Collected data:
══════════════════════════════

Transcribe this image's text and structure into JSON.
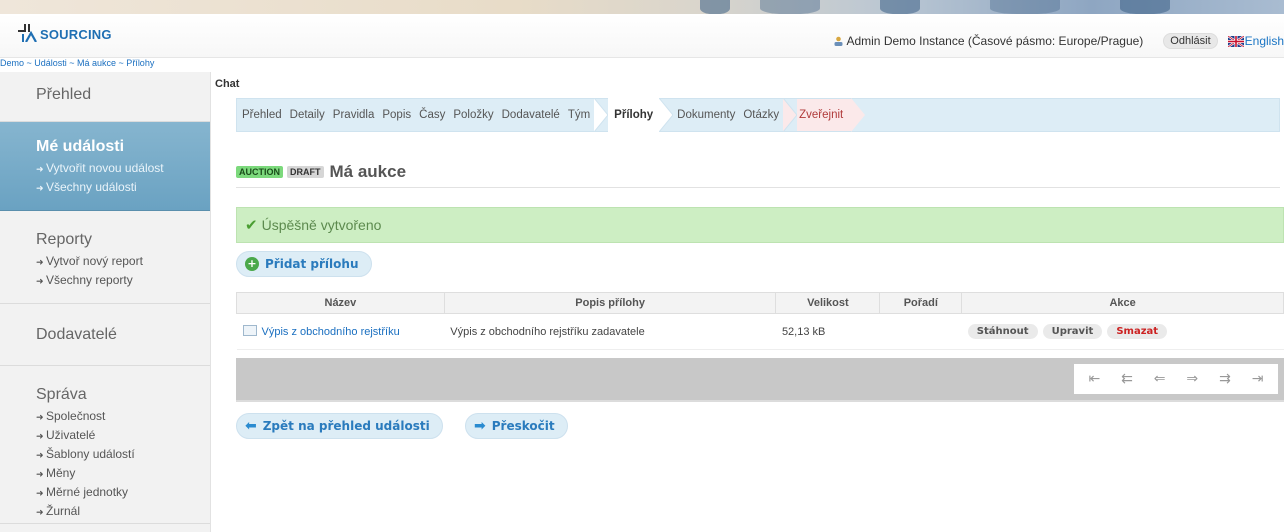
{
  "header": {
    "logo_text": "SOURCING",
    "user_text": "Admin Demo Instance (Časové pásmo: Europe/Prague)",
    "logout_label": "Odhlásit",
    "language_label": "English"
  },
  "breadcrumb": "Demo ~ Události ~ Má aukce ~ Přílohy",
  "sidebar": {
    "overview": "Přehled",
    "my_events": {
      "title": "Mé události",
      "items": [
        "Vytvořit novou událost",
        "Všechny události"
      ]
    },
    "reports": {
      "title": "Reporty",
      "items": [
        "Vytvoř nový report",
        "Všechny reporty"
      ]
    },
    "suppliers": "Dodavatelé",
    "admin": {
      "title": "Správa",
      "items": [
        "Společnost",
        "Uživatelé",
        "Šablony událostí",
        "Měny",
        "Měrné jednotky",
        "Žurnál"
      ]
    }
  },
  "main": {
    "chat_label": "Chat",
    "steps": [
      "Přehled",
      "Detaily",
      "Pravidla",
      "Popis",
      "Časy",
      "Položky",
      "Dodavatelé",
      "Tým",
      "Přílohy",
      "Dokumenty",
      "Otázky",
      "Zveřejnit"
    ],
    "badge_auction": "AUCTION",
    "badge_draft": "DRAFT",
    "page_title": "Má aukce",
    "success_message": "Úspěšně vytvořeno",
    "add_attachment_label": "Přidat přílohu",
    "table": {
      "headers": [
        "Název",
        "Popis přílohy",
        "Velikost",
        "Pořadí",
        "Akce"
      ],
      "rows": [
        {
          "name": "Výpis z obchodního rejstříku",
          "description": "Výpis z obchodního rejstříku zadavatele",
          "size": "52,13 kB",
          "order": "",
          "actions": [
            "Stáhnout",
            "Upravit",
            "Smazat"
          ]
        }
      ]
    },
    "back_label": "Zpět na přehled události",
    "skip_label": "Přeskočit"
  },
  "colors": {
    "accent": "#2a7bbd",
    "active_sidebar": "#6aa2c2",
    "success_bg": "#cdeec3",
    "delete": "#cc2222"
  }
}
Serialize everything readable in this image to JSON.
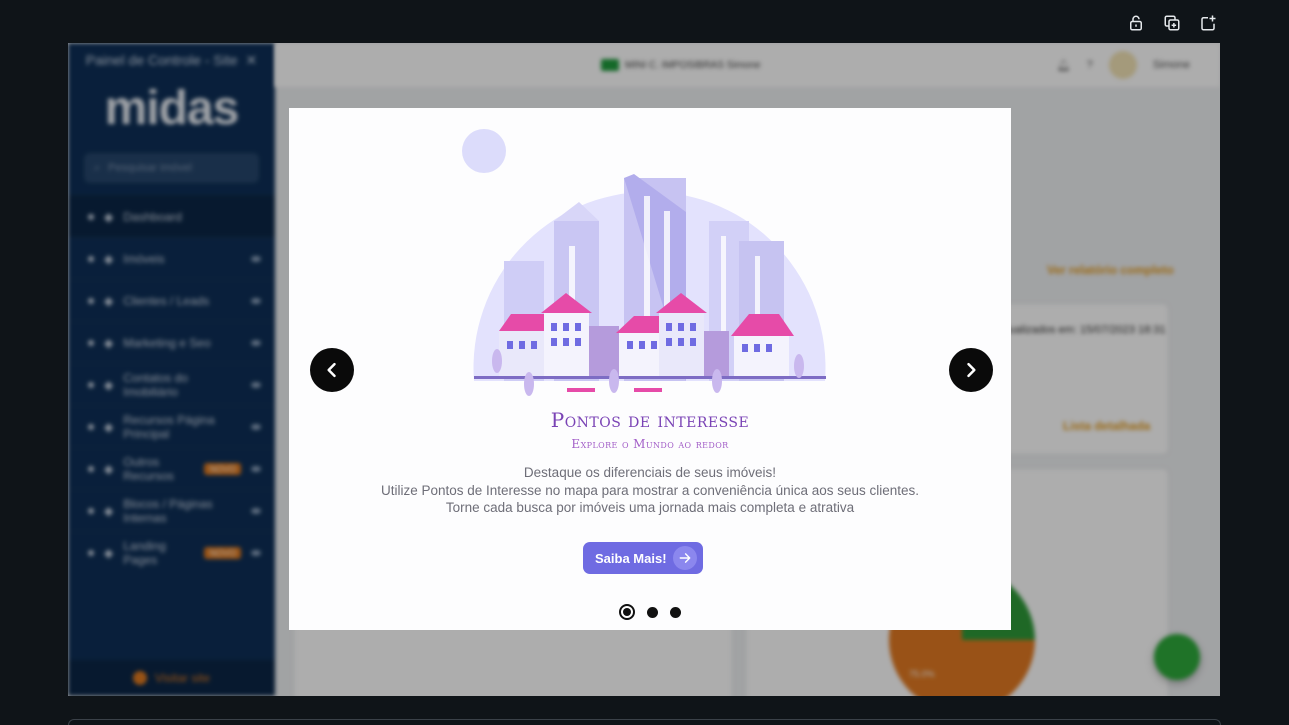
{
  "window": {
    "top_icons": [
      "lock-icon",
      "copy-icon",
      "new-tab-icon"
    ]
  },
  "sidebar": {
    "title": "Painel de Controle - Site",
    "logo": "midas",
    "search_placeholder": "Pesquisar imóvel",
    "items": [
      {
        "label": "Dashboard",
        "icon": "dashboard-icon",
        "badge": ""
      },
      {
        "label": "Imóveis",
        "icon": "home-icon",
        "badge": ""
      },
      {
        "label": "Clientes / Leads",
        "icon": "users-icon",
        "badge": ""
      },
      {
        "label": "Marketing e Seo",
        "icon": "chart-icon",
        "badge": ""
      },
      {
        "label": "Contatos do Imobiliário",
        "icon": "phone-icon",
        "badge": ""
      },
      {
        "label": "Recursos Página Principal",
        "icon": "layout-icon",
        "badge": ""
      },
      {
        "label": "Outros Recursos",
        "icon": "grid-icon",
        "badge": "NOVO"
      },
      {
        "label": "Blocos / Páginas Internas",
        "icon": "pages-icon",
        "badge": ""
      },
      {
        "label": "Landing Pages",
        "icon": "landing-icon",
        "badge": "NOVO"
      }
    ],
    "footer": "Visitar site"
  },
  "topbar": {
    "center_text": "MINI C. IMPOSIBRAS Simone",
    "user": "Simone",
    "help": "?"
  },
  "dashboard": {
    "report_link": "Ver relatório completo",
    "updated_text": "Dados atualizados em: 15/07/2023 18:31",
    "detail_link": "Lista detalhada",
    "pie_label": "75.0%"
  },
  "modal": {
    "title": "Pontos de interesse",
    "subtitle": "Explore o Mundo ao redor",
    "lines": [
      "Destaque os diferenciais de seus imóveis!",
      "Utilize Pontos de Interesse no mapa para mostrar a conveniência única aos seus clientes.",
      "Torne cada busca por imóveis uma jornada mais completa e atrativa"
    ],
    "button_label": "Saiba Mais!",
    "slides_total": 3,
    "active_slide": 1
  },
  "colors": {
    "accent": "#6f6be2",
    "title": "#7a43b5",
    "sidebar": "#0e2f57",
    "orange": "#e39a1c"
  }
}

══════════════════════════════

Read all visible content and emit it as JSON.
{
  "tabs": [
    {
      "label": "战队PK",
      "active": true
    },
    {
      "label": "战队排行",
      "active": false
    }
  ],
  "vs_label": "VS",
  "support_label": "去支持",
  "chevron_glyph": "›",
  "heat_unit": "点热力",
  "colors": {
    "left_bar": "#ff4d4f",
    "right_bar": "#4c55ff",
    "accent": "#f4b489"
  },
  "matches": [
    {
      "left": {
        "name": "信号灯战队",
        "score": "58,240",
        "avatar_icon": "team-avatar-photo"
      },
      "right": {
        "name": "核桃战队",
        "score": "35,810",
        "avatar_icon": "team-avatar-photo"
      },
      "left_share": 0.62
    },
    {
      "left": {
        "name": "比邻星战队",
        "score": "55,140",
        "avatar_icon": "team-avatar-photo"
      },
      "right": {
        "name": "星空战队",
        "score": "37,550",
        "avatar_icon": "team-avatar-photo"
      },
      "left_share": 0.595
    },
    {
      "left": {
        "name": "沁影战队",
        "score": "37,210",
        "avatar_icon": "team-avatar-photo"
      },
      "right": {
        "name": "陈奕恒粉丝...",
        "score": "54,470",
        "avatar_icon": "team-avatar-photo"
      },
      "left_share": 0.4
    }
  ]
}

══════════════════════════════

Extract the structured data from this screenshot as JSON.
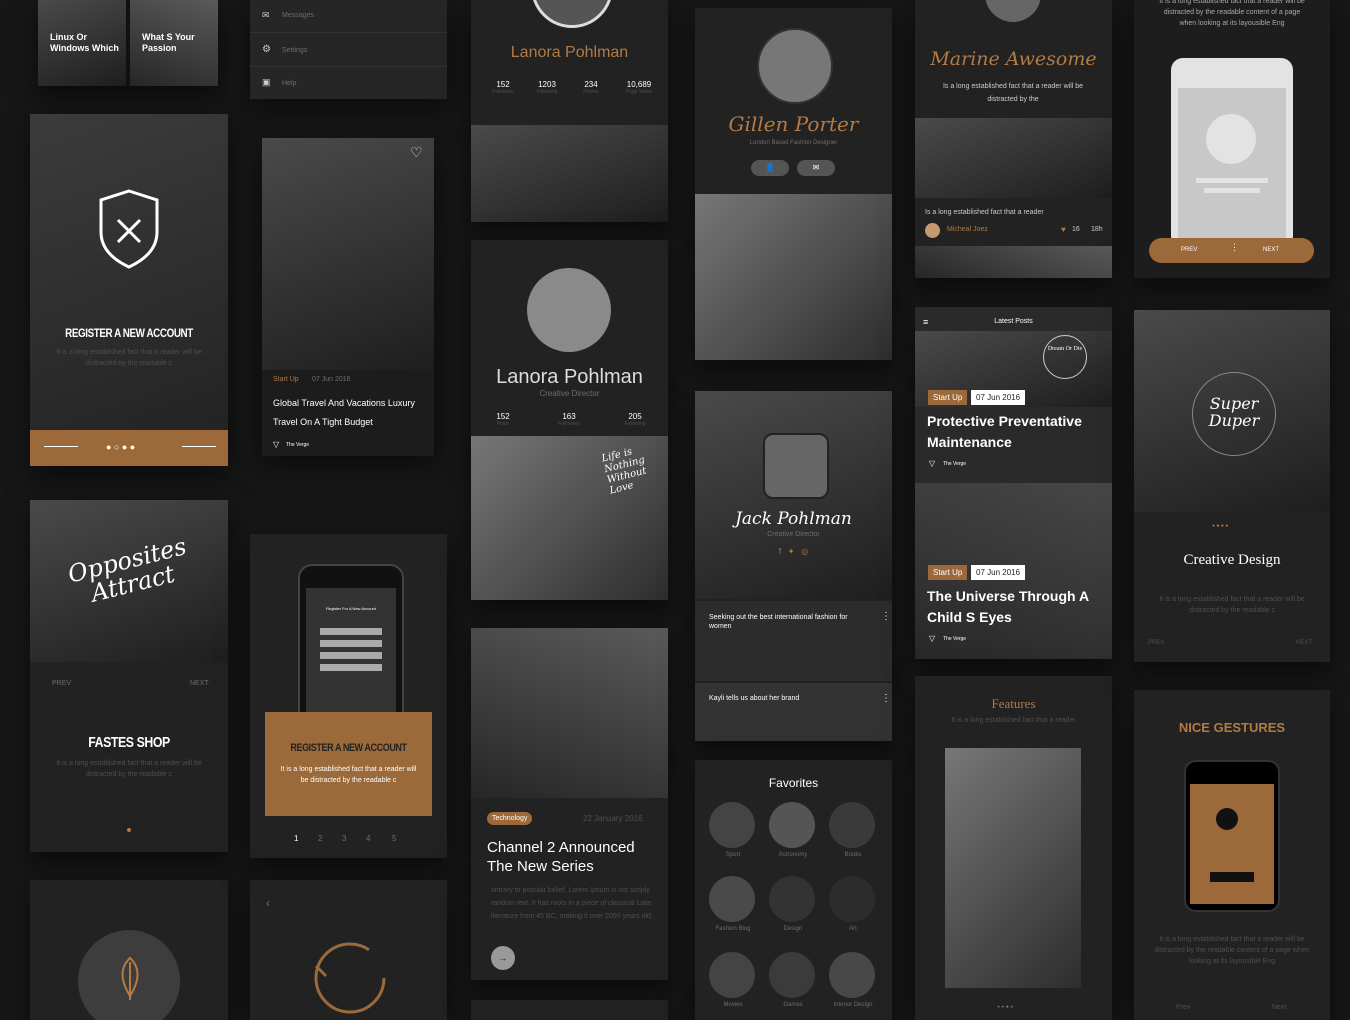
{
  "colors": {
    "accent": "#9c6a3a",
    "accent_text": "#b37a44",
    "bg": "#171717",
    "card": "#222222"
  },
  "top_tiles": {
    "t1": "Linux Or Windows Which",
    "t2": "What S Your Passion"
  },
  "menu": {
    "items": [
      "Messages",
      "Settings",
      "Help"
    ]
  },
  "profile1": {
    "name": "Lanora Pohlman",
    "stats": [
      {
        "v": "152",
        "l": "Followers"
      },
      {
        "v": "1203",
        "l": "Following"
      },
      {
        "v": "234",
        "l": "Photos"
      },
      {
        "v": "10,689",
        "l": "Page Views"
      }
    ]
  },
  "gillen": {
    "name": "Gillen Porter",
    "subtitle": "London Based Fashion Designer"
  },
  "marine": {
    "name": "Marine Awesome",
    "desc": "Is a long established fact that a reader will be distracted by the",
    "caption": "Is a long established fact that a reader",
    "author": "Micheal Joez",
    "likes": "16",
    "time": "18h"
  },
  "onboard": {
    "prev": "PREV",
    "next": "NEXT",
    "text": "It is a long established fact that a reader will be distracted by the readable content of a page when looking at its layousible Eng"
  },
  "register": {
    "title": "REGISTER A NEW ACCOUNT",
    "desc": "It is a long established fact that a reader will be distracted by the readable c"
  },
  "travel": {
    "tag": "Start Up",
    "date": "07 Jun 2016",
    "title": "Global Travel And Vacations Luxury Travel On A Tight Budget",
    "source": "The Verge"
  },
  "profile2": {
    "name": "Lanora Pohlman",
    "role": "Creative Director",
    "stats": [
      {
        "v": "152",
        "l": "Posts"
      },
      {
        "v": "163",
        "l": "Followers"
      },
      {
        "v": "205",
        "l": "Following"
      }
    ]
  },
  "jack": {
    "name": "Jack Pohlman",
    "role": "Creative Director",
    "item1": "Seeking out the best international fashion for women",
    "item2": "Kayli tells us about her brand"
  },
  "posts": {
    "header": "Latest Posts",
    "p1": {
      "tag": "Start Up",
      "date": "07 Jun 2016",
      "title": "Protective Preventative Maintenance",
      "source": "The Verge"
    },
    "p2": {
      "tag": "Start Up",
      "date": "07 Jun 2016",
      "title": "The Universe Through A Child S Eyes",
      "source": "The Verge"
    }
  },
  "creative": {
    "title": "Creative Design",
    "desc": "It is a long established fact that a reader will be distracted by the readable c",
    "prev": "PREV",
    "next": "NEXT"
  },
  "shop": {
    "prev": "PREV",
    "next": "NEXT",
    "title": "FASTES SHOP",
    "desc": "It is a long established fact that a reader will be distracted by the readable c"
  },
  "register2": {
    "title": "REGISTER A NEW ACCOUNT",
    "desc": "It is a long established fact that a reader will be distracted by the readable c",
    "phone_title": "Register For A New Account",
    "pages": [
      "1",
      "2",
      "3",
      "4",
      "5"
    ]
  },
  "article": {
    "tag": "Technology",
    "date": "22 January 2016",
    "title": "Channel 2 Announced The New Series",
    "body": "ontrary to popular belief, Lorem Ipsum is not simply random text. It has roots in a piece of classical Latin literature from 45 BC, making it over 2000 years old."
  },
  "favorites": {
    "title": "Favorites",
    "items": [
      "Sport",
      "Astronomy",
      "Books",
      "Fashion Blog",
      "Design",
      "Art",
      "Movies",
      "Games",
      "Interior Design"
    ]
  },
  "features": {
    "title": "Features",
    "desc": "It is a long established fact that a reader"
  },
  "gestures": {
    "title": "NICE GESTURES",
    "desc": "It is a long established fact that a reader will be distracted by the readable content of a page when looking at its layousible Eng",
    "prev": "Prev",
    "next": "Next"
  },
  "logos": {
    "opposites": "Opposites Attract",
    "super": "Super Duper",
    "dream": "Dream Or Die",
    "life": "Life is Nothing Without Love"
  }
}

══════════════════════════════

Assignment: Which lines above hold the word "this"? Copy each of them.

Written solution:
Transcribe this image's text and structure into JSON.
Serialize everything readable in this image to JSON.
Extract the structured data from this screenshot as JSON.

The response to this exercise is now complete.